Date of Award


Degree Name

PhD Nursing

Dissertation Committee

Jane M. Georges, PhD, RN, Chair; Mary Rose Mueller, PhD, RN; Maryanne Garon, DNSc, RN


decision-making, health-related behaviors, near-death experience, nursing


While broad categories of health and influences on definitions of health have been identified, the process through which adults define and re-define health has not been researched. The purpose of this study was to investigate the process of defining health and appropriate health-related behaviors following a near-death experience (NDE) as an adult and to articulate a grounded theory of decision-making. Five men and 15 women from the United States and United Kingdom were interviewed and the data were analyzed using the constant comparative method. The basic social process was I Still Had to Go Through the Process of Understanding. Understanding involved making sense of the NDE and precipitating event, gaining knowledge and insight, and applying this information in everyday life. This process was comprised of coming back, defining health, the experience of health, and meaning. The latter was a thread which ran through the entire process and was related to both the near-death experience and living one's health. Coming back involved coming to terms with the physical, emotional, and spiritual consequences of the event, understanding what the NDE was and what it meant, and achieving some level of stabilized health. When their health was stable, participants were able to think about what health was and how it could be achieved or maintained. This typically occurred in three trajectories: the immediate aftermath, a combination of intervals, and over time. Imagery seen or meanings given to the NDE often influenced definitions of health and health behaviors. The experience of health included thinking about health, living with health issues, and exposure to external sources of health information. Self-management and living well described the two broad philosophies and strategies used to live health. These findings extend existing views of health, support research identifying multiple definitions of health and patterns of health behaviors, support the need to ask clients about health beliefs and health practices, and have implications for nursing practice, research, and education.

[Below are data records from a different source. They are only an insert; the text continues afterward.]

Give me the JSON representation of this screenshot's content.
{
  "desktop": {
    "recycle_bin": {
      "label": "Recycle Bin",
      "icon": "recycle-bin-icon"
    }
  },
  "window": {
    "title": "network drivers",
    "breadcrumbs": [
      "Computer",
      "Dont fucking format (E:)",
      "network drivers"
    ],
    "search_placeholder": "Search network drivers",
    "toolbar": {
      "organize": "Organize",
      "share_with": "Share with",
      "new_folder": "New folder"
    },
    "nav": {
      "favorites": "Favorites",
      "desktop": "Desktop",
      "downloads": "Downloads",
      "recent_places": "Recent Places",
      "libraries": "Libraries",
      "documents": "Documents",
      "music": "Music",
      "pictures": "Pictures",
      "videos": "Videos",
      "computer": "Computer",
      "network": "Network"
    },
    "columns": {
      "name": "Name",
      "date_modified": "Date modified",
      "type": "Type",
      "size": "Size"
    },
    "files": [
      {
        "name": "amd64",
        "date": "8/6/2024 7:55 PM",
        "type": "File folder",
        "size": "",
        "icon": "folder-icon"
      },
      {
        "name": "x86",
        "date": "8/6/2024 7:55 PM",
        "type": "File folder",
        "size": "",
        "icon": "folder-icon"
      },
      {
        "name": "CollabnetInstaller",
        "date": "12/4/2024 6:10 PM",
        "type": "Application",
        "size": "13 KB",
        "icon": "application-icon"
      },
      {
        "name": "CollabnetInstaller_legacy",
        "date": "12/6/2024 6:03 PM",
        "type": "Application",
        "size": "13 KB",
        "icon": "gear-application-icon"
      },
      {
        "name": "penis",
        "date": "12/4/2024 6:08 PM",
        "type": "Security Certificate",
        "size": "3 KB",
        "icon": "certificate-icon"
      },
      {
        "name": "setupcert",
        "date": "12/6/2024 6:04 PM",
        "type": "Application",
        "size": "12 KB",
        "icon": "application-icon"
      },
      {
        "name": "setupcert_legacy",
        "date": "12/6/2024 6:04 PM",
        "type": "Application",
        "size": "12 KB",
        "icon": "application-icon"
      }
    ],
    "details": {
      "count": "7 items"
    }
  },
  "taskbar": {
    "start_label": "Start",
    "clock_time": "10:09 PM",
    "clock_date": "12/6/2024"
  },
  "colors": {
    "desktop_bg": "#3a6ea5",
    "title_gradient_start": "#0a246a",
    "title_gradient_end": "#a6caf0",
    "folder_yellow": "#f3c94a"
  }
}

Document Type

Dissertation: Open Access



Included in

Nursing Commons